**What you are asked to do:** Your answer should be every line from the records that contains "fulltext".

[Opening Material for this task section]

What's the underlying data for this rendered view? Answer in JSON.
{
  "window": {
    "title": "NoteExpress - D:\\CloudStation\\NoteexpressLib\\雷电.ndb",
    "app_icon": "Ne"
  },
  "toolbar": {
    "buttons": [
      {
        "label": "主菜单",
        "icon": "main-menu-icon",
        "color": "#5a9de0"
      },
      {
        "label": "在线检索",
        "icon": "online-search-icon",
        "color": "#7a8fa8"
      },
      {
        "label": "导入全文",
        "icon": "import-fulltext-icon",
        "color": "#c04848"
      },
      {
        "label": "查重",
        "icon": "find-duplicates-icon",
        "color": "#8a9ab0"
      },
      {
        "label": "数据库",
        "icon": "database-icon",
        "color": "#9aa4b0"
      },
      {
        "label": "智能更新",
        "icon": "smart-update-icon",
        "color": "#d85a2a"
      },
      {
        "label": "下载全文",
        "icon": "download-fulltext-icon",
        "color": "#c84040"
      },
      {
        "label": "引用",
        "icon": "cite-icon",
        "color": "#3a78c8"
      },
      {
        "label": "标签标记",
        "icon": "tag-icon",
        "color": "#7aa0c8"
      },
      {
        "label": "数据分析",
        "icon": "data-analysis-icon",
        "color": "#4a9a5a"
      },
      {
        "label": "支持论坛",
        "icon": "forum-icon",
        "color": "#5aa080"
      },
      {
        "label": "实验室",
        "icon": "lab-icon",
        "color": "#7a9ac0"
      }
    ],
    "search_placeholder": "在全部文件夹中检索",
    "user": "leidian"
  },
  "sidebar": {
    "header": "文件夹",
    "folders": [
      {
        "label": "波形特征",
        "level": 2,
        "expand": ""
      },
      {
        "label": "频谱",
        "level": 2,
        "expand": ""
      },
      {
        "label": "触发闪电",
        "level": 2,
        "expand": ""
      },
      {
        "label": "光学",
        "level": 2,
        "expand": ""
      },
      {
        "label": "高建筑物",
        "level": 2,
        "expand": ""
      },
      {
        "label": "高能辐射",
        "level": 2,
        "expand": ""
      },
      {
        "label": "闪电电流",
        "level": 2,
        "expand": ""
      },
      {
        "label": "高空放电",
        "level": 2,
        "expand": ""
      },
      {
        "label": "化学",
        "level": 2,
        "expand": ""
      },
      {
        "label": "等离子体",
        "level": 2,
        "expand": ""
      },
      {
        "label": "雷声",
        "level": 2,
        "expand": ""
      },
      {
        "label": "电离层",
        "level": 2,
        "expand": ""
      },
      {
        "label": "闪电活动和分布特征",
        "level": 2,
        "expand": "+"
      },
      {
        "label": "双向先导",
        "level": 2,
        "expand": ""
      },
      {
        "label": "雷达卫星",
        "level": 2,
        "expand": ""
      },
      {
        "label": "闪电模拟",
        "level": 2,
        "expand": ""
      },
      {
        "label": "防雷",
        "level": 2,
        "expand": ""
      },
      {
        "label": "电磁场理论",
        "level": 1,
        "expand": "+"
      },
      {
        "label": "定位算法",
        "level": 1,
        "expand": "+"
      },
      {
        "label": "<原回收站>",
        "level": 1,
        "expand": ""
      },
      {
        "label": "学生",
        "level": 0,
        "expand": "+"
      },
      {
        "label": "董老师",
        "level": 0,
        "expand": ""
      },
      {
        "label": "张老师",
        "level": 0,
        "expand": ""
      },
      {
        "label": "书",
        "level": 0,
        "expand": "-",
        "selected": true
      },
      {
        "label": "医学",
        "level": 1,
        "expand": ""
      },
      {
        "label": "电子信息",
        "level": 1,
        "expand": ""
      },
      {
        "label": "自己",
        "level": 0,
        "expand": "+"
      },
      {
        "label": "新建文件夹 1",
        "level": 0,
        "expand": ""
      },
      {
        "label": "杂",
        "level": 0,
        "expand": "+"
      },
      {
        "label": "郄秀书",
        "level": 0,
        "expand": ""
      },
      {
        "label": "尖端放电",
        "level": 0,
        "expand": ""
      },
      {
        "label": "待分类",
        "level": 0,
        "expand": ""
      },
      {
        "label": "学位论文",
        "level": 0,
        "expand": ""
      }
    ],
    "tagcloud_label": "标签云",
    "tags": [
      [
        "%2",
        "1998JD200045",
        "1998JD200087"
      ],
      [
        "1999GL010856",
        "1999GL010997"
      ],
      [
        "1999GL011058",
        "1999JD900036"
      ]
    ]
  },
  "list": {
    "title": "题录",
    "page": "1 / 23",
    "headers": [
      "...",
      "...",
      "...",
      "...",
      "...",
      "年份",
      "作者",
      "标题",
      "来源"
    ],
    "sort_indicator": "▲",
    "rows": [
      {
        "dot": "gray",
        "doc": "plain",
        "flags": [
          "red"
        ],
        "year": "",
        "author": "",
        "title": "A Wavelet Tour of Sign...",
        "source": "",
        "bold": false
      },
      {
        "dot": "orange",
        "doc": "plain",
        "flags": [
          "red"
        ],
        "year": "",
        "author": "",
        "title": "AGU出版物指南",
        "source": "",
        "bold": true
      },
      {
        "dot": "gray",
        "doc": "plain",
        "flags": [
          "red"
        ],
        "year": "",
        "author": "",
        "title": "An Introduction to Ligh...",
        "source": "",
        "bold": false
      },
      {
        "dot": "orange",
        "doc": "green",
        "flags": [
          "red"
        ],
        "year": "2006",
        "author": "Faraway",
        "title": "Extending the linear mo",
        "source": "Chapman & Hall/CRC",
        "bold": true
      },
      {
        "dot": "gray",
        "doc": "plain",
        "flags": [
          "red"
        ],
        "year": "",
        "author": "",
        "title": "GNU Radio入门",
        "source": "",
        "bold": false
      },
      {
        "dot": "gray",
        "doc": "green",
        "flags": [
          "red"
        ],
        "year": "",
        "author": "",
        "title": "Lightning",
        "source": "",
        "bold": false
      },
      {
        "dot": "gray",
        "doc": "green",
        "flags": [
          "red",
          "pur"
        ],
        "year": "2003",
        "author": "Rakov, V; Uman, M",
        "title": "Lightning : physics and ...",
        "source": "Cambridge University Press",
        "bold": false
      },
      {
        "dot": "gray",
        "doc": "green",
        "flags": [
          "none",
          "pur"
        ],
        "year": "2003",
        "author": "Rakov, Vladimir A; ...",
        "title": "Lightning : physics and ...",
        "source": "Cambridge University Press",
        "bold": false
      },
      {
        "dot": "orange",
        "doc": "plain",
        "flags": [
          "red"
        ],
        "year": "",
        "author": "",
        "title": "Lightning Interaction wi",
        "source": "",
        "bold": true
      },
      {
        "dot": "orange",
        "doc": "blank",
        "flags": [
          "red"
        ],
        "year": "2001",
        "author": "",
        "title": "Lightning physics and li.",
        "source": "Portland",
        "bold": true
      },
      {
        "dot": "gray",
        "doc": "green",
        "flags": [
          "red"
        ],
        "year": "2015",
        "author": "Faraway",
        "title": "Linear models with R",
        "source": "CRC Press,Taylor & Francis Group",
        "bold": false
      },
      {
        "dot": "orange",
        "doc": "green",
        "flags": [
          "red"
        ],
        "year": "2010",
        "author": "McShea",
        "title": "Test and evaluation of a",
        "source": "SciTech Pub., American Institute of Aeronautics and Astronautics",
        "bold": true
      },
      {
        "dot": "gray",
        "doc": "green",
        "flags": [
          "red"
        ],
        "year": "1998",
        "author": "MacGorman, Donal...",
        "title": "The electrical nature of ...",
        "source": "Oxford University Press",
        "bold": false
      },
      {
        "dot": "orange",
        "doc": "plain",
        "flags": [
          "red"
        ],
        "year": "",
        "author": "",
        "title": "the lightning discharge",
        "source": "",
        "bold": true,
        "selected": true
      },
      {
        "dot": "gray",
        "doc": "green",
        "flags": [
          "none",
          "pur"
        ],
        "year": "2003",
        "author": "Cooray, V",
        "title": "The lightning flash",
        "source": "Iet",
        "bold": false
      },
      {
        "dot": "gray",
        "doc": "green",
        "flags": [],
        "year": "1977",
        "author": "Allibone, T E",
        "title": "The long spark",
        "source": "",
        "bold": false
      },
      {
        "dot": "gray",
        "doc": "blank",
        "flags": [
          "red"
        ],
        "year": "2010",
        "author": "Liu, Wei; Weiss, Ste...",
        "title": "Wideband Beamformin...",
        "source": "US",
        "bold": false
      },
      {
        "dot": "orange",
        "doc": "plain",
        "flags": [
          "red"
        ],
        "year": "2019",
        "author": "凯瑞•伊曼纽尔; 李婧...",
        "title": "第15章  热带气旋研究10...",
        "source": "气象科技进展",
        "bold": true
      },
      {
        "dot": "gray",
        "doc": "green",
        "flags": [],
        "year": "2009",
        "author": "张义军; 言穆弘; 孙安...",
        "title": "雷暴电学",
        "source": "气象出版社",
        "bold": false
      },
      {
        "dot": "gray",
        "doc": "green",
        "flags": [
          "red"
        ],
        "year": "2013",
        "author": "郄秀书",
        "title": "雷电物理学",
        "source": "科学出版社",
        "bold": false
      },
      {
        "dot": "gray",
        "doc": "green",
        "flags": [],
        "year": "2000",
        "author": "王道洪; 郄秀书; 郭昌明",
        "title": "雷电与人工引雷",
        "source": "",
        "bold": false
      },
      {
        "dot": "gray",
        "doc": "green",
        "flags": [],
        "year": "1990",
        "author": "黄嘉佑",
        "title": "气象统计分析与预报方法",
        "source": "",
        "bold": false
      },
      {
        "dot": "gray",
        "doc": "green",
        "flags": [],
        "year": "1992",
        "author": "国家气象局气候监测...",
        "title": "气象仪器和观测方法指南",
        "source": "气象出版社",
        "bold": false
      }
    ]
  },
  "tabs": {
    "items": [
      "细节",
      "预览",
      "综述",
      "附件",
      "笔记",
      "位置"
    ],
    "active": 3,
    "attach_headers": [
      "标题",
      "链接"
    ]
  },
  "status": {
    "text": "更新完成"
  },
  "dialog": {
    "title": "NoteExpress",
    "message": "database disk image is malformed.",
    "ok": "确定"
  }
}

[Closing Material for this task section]

**Answer to this problem:**
        "icon": "import-fulltext-icon",
        "icon": "download-fulltext-icon",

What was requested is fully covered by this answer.